I am so grateful to have been given the opportunity to witness, and lead, the production of a food commodity from start to finish. Its so easy to go to the store to buy ice cream, which is why it is mind blowing to see how many steps it takes to get it there. It all started with harvesting apples to protect bears and people. Then after cutting the apples, making the ice cream, and individually scooping the ice cream into hundreds of cups, you finally have sellable ice cream. Then you have to pull a giant freezer out of your basement, organize a team of ice cream sellers, get all the ice cream up to the theatre, come up with ice cream selling tactics, deal with confusing credit card machines, and so on and so on. Although it was a lot of work, I loved every second of it and learned so much.

With this story, I encourage everyone to think deeply about where their food came from. The production of this food could have had a positive impact on the environment, or a negative one. It is very important to make this comparison because we can make a big difference in our world just through what we choose to eat. I encourage all of you to eat wisely, and to view the world from mother nature’s perspective. And be the bear before the bear is the bear.

The Importance of Behavior Change

By Mahdi Adittya, Zero Waste

Working at the Environmental Center I am always amazed at the passion and hard work each member of the EC pours out for a cause they are really passionate about. Everyone working here also engages others in the world to make a change for the better.

I try to work for the same goal of encouraging others in my community to be active in bettering the environment. But a struggle I face is bringing out the behavior change in people to create a more sustainable future. Having gone the the AASHE conference this fall, I have heard many environmentalists share the same dilemma in many of their panels. Many sessions there touched on the topic of outreach and on how to bring in the necessary behavior change among people.

A particularly insightful session that I found useful have talked of the importance of behavior change and its implementation by sharing a few key points that are needed to create a successful behavior change. A major talking point was the recognition of the cognitive struggles people have, these are mental barriers that makes it difficult for people to change their behavior even if they want to. Even if someone is environmentally conscious and empathetic to it, they may not be able to change their behavior to take the necessary steps.
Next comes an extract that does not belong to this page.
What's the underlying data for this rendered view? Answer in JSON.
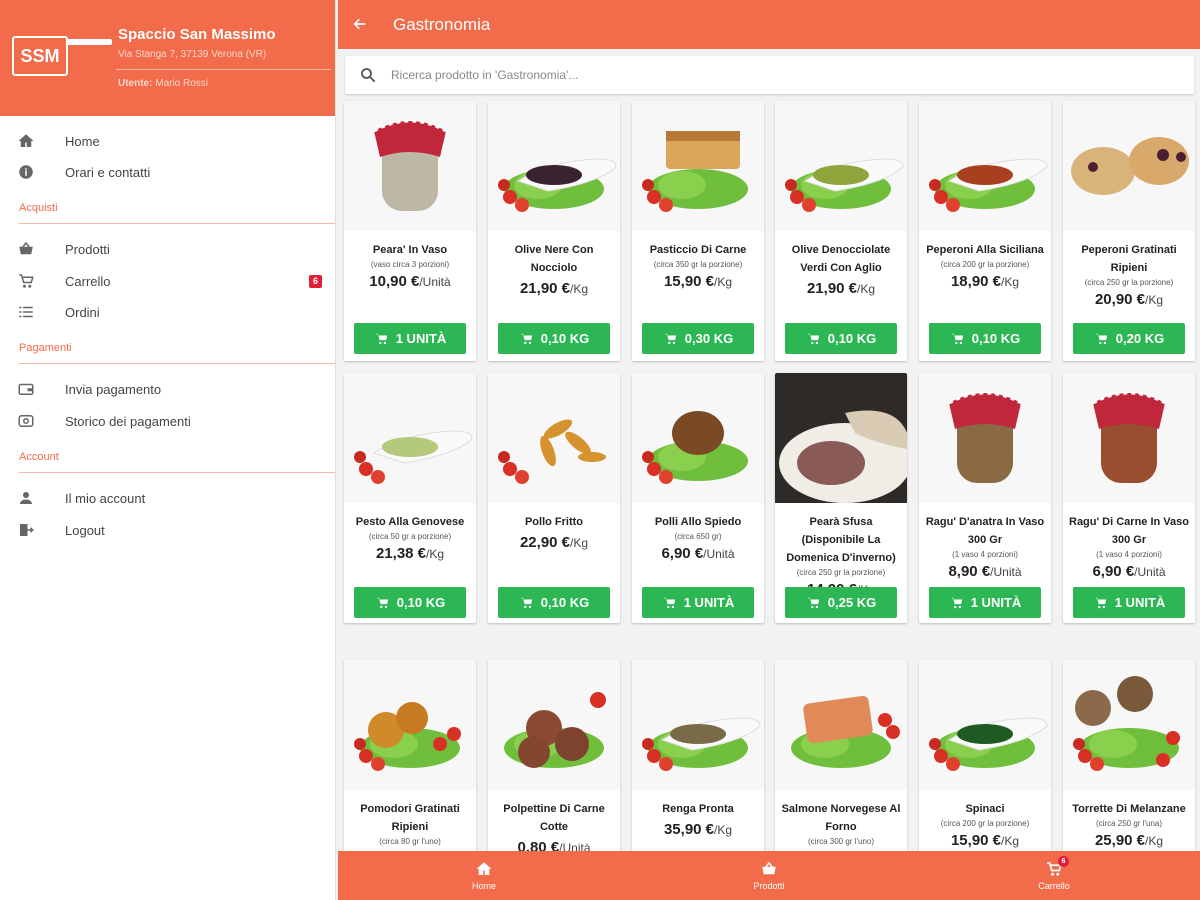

Things to look out for is automatic thinking or the cognitive biases people may have, such as taking the shortcut in most instances or a person’s present emotional state. Social thinking is a major thing to watch out for as well; the influence others may put on us could potentially stop us from doing what we value. And other psychological barriers could be our value of the present more than the future and our struggle making decisions that deals with uncertainty.

If an environmentalist wants to get through these mental struggles in people they need to do rigorous research because each person have different values or different ways of thinking. We need to research the issues for which we want to change among people, set a defined goal, identify and understand our target audience and lastly segment our audience in the different values they hold. There is a lot of work that goes in to implement a successful behavior change, we need to access the behavior we want to implement by mapping each person’s priorities, making a lengthy sequence on how to make others reach the desired behavior.

It is a long and difficult process that environmentalists may need to go through in order to encourage others to be active about their values and encourage them to take the necessary actions which would reduce our footprint. But all the efforts should be worth it.

Going to the AASHE conference has definitely made me aware of the importance behavior change in the environmental sector. I hope to be more successful in persuading people to make necessary change for better environmental outcomes and hope other environmentalists research more on the matter of behavior change and are able to implement it successfully to encourage more people to take the necessary steps for a better future.